■ **WHAT THIS TASK INVOLVES**: Reproduce the entries exactly and omit the pictures.
RECORDED INFORMATION: Begin
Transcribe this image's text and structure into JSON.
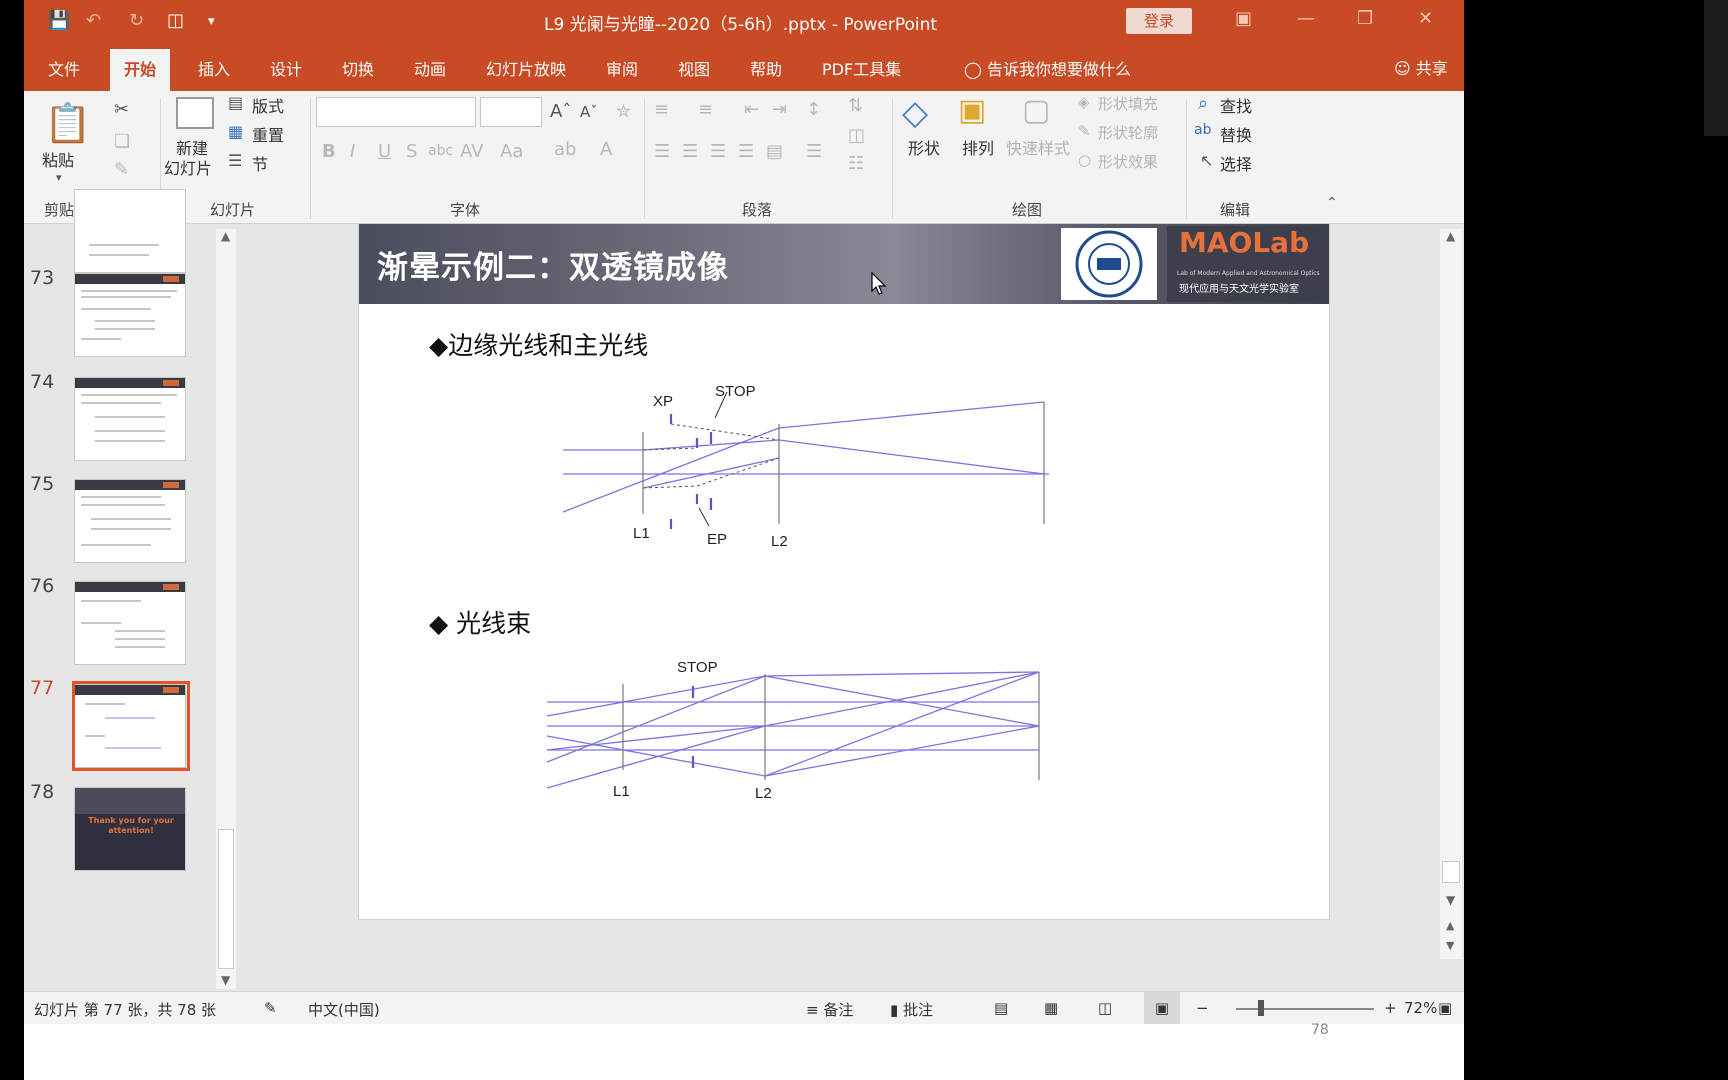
{
  "title_bar": {
    "title": "L9 光阑与光瞳--2020（5-6h）.pptx  -  PowerPoint",
    "login_label": "登录"
  },
  "tabs": [
    "文件",
    "开始",
    "插入",
    "设计",
    "切换",
    "动画",
    "幻灯片放映",
    "审阅",
    "视图",
    "帮助",
    "PDF工具集"
  ],
  "active_tab": "开始",
  "tell_me": "告诉我你想要做什么",
  "share_label": "共享",
  "ribbon": {
    "clipboard": {
      "paste": "粘贴",
      "group": "剪贴板"
    },
    "slides": {
      "new_slide_1": "新建",
      "new_slide_2": "幻灯片",
      "layout": "版式",
      "reset": "重置",
      "section": "节",
      "group": "幻灯片"
    },
    "font": {
      "group": "字体"
    },
    "paragraph": {
      "group": "段落"
    },
    "drawing": {
      "shapes": "形状",
      "arrange": "排列",
      "quick_styles": "快速样式",
      "fill": "形状填充",
      "outline": "形状轮廓",
      "effects": "形状效果",
      "group": "绘图"
    },
    "editing": {
      "find": "查找",
      "replace": "替换",
      "select": "选择",
      "group": "编辑"
    }
  },
  "thumbnails": [
    {
      "num": "73"
    },
    {
      "num": "74"
    },
    {
      "num": "75"
    },
    {
      "num": "76"
    },
    {
      "num": "77"
    },
    {
      "num": "78",
      "text": "Thank you for your attention!"
    }
  ],
  "selected_slide": "77",
  "slide": {
    "title": "渐晕示例二：双透镜成像",
    "logo_text": "MAOLab",
    "logo_sub_en": "Lab of Modern Applied and Astronomical Optics",
    "logo_sub_cn": "现代应用与天文光学实验室",
    "bullet1": "◆边缘光线和主光线",
    "bullet2": "◆  光线束",
    "diagram1": {
      "xp": "XP",
      "stop": "STOP",
      "l1": "L1",
      "ep": "EP",
      "l2": "L2"
    },
    "diagram2": {
      "stop": "STOP",
      "l1": "L1",
      "l2": "L2"
    }
  },
  "status": {
    "slide_info": "幻灯片 第 77 张，共 78 张",
    "language": "中文(中国)",
    "notes": "备注",
    "comments": "批注",
    "zoom": "72%"
  },
  "page_number": "78",
  "colors": {
    "accent": "#c84b25",
    "ray": "#7b74e0"
  }
}
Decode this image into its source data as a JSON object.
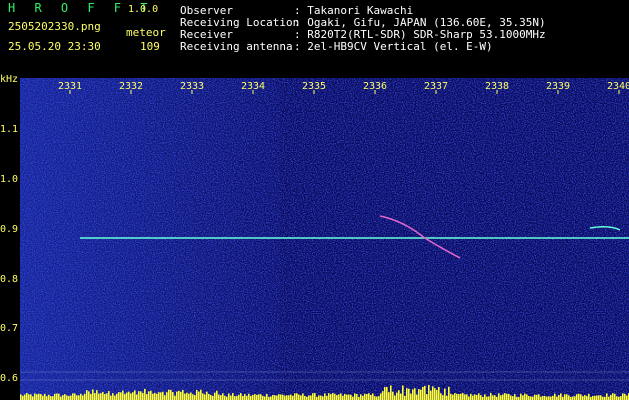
{
  "app": {
    "logo": "H R O F F T",
    "version": "1.0.0",
    "filename": "2505202330.png",
    "datetime": "25.05.20 23:30",
    "event_label": "meteor",
    "event_count": "109"
  },
  "info": {
    "observer_label": "Observer",
    "observer_value": ": Takanori Kawachi",
    "location_label": "Receiving Location",
    "location_value": ": Ogaki, Gifu, JAPAN (136.60E, 35.35N)",
    "receiver_label": "Receiver",
    "receiver_value": ": R820T2(RTL-SDR) SDR-Sharp 53.1000MHz",
    "antenna_label": "Receiving antenna",
    "antenna_value": ": 2el-HB9CV Vertical (el. E-W)"
  },
  "axis": {
    "y_unit": "kHz",
    "y_ticks": [
      "1.1",
      "1.0",
      "0.9",
      "0.8",
      "0.7",
      "0.6"
    ],
    "x_ticks": [
      "2331",
      "2332",
      "2333",
      "2334",
      "2335",
      "2336",
      "2337",
      "2338",
      "2339",
      "2340"
    ]
  },
  "colors": {
    "background": "#000000",
    "spectrogram": "#0a0a6e",
    "label": "#ffff66",
    "carrier": "#66ffdd"
  }
}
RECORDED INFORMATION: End
■ **YOUR SOLUTION**:
Transcribe this image's text and structure into JSON.
{
  "title_bar": {
    "title": "L9 光阑与光瞳--2020（5-6h）.pptx  -  PowerPoint",
    "login_label": "登录"
  },
  "tabs": [
    "文件",
    "开始",
    "插入",
    "设计",
    "切换",
    "动画",
    "幻灯片放映",
    "审阅",
    "视图",
    "帮助",
    "PDF工具集"
  ],
  "active_tab": "开始",
  "tell_me": "告诉我你想要做什么",
  "share_label": "共享",
  "ribbon": {
    "clipboard": {
      "paste": "粘贴",
      "group": "剪贴板"
    },
    "slides": {
      "new_slide_1": "新建",
      "new_slide_2": "幻灯片",
      "layout": "版式",
      "reset": "重置",
      "section": "节",
      "group": "幻灯片"
    },
    "font": {
      "group": "字体"
    },
    "paragraph": {
      "group": "段落"
    },
    "drawing": {
      "shapes": "形状",
      "arrange": "排列",
      "quick_styles": "快速样式",
      "fill": "形状填充",
      "outline": "形状轮廓",
      "effects": "形状效果",
      "group": "绘图"
    },
    "editing": {
      "find": "查找",
      "replace": "替换",
      "select": "选择",
      "group": "编辑"
    }
  },
  "thumbnails": [
    {
      "num": "73"
    },
    {
      "num": "74"
    },
    {
      "num": "75"
    },
    {
      "num": "76"
    },
    {
      "num": "77"
    },
    {
      "num": "78",
      "text": "Thank you for your attention!"
    }
  ],
  "selected_slide": "77",
  "slide": {
    "title": "渐晕示例二：双透镜成像",
    "logo_text": "MAOLab",
    "logo_sub_en": "Lab of Modern Applied and Astronomical Optics",
    "logo_sub_cn": "现代应用与天文光学实验室",
    "bullet1": "◆边缘光线和主光线",
    "bullet2": "◆  光线束",
    "diagram1": {
      "xp": "XP",
      "stop": "STOP",
      "l1": "L1",
      "ep": "EP",
      "l2": "L2"
    },
    "diagram2": {
      "stop": "STOP",
      "l1": "L1",
      "l2": "L2"
    }
  },
  "status": {
    "slide_info": "幻灯片 第 77 张，共 78 张",
    "language": "中文(中国)",
    "notes": "备注",
    "comments": "批注",
    "zoom": "72%"
  },
  "page_number": "78",
  "colors": {
    "accent": "#c84b25",
    "ray": "#7b74e0"
  }
}
Decode this image into its source data as a JSON object.
{
  "app": {
    "logo": "H R O F F T",
    "version": "1.0.0",
    "filename": "2505202330.png",
    "datetime": "25.05.20 23:30",
    "event_label": "meteor",
    "event_count": "109"
  },
  "info": {
    "observer_label": "Observer",
    "observer_value": ": Takanori Kawachi",
    "location_label": "Receiving Location",
    "location_value": ": Ogaki, Gifu, JAPAN (136.60E, 35.35N)",
    "receiver_label": "Receiver",
    "receiver_value": ": R820T2(RTL-SDR) SDR-Sharp 53.1000MHz",
    "antenna_label": "Receiving antenna",
    "antenna_value": ": 2el-HB9CV Vertical (el. E-W)"
  },
  "axis": {
    "y_unit": "kHz",
    "y_ticks": [
      "1.1",
      "1.0",
      "0.9",
      "0.8",
      "0.7",
      "0.6"
    ],
    "x_ticks": [
      "2331",
      "2332",
      "2333",
      "2334",
      "2335",
      "2336",
      "2337",
      "2338",
      "2339",
      "2340"
    ]
  },
  "colors": {
    "background": "#000000",
    "spectrogram": "#0a0a6e",
    "label": "#ffff66",
    "carrier": "#66ffdd"
  }
}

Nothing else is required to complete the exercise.